• **Activity**:
Your answer should consist of the lines in the following data that contain "Остаток".

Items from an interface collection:
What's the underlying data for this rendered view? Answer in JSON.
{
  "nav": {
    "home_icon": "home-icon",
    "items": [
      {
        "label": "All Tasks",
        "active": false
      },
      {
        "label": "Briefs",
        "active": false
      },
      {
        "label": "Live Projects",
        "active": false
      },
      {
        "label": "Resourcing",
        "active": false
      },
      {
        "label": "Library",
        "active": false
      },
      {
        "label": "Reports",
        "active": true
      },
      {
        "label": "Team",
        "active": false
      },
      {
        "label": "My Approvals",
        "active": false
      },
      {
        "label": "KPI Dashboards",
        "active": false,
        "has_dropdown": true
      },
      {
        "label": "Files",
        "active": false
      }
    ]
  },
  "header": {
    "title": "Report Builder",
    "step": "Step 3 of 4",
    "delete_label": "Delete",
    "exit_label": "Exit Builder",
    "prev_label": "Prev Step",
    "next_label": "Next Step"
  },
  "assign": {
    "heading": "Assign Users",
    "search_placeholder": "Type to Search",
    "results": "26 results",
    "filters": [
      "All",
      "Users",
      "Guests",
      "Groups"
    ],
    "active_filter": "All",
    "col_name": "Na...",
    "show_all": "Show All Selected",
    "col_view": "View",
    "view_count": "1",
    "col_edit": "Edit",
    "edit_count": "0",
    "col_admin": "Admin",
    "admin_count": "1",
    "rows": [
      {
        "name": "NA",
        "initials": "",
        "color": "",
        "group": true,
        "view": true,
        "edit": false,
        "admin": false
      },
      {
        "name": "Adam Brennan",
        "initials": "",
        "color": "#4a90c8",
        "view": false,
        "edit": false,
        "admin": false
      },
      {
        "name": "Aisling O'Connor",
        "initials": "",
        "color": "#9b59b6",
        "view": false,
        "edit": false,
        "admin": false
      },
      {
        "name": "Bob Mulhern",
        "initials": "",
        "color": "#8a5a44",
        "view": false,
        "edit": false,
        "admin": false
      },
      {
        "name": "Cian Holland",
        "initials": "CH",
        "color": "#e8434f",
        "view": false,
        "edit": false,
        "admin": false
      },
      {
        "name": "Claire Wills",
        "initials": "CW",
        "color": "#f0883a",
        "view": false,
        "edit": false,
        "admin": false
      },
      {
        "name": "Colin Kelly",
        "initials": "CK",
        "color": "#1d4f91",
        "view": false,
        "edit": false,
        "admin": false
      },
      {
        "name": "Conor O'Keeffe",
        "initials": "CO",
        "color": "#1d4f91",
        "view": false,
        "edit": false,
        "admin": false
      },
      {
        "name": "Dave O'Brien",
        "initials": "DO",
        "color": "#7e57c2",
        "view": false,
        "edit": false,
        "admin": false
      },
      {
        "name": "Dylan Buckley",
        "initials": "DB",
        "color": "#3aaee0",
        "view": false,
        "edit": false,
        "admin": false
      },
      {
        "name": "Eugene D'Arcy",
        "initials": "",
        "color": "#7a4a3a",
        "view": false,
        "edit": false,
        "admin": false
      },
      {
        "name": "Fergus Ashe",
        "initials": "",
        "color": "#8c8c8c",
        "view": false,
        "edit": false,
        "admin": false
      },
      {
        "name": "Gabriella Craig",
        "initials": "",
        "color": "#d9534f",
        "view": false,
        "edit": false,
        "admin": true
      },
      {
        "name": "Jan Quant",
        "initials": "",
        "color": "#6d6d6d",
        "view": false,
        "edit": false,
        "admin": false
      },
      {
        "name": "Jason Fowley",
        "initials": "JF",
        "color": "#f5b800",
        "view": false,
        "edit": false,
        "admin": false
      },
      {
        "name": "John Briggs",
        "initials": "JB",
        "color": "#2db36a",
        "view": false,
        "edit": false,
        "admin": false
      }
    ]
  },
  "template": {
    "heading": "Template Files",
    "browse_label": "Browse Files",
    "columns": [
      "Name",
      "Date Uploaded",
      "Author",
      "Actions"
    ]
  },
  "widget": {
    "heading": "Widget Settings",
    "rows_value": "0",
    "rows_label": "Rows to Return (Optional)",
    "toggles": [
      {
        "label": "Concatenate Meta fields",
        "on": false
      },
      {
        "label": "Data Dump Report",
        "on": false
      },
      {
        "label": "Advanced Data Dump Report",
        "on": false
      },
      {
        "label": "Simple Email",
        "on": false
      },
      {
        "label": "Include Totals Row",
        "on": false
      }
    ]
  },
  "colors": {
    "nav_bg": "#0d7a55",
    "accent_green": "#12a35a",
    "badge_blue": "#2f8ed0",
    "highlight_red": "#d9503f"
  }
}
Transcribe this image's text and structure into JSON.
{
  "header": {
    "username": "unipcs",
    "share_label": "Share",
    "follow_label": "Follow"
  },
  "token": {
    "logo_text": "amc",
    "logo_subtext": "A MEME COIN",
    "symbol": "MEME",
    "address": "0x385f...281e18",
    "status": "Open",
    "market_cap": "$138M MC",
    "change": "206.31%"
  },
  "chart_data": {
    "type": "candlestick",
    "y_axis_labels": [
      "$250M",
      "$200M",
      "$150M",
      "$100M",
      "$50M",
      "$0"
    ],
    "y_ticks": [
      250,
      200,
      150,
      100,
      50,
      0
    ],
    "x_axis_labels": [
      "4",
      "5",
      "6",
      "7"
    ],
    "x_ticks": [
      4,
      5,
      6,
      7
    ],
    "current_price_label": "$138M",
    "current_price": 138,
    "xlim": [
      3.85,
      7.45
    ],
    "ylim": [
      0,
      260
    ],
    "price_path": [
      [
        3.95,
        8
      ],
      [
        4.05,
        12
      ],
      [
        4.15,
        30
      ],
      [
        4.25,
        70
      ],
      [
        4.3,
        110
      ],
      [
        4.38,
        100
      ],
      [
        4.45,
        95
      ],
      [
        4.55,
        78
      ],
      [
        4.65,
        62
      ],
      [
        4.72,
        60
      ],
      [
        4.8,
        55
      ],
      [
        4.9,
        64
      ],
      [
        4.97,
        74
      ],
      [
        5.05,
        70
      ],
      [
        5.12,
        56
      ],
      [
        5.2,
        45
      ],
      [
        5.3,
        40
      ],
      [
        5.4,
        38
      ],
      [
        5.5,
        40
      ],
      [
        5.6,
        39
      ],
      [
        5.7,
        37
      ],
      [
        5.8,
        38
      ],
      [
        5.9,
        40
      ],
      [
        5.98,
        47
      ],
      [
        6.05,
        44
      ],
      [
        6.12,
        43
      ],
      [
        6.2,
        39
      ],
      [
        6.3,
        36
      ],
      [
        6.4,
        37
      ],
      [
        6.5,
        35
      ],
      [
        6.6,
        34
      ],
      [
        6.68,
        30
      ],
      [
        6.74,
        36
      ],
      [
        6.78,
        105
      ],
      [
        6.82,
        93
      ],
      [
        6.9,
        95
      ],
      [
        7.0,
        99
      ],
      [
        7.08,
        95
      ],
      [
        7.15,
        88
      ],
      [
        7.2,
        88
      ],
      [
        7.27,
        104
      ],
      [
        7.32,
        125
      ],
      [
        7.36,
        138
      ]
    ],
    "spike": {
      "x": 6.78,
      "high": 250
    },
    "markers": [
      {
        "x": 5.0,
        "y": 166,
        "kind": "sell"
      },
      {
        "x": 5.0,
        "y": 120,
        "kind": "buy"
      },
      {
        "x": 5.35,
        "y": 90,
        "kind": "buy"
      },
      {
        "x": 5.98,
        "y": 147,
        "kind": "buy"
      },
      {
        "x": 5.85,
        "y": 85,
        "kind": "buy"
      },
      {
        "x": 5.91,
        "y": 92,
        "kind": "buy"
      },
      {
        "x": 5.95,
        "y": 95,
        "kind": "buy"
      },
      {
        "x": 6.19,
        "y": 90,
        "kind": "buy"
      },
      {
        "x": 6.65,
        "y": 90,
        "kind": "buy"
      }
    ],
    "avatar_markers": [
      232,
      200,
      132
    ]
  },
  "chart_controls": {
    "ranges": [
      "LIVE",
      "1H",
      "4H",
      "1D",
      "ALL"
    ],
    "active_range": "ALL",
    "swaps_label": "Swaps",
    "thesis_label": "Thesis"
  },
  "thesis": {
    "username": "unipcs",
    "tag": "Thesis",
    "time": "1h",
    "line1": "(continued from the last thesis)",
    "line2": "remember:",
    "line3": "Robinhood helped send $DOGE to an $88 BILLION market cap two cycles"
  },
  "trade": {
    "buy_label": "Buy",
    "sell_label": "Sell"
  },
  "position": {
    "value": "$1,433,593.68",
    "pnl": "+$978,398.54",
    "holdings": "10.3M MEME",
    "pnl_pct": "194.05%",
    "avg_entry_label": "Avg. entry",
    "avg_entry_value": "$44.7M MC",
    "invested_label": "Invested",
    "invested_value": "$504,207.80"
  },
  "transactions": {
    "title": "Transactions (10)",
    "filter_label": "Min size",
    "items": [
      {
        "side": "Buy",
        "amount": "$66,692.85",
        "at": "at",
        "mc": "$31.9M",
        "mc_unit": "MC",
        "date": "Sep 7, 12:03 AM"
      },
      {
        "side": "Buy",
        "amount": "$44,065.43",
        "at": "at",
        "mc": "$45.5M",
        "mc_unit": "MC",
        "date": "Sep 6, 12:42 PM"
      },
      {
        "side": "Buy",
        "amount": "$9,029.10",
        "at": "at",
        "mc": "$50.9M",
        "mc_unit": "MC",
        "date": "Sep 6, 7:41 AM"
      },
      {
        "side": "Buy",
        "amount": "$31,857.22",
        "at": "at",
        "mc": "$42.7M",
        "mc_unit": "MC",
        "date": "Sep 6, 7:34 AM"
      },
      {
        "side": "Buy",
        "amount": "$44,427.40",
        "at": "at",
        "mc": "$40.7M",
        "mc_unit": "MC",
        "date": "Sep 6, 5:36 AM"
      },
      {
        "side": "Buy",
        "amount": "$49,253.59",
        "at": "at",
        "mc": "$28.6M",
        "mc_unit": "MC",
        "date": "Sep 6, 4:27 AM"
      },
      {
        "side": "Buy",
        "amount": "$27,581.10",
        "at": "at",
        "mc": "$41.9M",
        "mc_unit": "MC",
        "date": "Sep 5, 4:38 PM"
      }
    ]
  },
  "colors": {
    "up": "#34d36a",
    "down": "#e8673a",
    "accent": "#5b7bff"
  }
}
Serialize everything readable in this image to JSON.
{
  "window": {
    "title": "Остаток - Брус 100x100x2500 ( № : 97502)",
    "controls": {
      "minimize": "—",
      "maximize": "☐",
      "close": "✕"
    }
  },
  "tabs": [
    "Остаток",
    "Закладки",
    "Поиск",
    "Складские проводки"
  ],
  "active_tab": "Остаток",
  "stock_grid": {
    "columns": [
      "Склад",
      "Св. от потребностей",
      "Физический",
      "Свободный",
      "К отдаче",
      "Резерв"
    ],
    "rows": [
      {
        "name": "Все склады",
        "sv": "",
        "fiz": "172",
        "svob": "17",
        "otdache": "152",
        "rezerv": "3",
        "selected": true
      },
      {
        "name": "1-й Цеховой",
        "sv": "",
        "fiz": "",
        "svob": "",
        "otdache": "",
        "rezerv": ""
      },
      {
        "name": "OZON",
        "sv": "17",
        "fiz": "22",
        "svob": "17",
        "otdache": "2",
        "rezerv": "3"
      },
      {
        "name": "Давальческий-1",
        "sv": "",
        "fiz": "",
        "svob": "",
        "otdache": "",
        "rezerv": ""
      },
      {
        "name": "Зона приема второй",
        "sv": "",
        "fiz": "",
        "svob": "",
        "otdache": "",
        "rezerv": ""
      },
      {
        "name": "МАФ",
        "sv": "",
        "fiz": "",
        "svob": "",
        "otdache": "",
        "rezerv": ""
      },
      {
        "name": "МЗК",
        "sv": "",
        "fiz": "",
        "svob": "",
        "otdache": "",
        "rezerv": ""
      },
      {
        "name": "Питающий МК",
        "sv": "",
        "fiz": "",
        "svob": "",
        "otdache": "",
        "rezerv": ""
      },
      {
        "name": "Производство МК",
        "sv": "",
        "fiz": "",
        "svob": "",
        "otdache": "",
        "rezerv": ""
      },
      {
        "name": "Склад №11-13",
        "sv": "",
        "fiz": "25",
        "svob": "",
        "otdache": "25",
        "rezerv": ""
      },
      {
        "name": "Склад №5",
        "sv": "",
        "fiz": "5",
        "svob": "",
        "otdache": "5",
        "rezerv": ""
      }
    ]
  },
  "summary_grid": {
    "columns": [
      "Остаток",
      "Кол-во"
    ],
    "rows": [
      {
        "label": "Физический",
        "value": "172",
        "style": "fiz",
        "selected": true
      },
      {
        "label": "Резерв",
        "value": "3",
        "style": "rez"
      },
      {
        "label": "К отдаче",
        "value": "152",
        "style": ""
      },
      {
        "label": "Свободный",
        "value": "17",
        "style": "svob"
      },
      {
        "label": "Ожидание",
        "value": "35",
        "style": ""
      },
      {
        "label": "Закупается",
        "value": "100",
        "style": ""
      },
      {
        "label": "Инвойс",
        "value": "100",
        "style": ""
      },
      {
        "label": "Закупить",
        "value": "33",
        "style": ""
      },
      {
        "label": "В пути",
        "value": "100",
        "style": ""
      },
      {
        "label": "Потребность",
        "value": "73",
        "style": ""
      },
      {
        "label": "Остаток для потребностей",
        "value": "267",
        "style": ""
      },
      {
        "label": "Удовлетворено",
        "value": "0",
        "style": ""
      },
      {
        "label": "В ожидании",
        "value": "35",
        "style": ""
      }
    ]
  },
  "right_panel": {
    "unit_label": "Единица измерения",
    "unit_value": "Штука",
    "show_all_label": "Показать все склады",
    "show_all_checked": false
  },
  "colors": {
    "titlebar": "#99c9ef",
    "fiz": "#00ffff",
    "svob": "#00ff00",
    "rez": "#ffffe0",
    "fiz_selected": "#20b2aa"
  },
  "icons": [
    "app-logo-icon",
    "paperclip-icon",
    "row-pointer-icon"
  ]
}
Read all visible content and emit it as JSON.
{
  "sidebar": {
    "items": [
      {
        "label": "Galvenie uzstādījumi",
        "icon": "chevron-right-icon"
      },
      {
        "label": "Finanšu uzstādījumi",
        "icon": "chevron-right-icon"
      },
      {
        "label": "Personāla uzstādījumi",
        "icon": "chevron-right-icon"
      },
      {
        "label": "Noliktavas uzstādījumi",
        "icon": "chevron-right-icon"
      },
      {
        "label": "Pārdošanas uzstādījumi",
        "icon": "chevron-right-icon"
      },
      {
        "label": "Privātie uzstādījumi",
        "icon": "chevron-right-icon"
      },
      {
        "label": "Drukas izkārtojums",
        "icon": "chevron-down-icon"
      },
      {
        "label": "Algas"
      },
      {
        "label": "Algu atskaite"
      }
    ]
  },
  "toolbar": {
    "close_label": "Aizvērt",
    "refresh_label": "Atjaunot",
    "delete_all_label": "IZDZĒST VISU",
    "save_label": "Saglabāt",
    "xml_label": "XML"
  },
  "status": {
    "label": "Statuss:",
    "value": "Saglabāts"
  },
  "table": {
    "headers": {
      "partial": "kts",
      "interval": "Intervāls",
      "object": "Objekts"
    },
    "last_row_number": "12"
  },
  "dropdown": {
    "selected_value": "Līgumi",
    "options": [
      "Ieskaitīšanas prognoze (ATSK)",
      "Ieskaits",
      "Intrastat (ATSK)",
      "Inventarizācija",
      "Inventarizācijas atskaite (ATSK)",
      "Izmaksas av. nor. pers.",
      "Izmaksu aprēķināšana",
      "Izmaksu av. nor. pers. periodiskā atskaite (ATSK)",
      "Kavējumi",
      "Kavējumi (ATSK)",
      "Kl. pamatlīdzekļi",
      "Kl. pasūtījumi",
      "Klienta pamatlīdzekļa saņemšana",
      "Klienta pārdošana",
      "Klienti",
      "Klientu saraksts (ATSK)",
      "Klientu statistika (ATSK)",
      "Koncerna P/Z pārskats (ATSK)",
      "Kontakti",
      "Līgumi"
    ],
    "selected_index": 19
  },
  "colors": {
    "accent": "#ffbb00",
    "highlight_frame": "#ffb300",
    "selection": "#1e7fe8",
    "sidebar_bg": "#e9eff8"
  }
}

• **Problem solution**:
    "title": "Остаток - Брус 100x100x2500 ( № : 97502)",
    "Остаток",
  "active_tab": "Остаток",
      "Остаток",
        "label": "Остаток для потребностей",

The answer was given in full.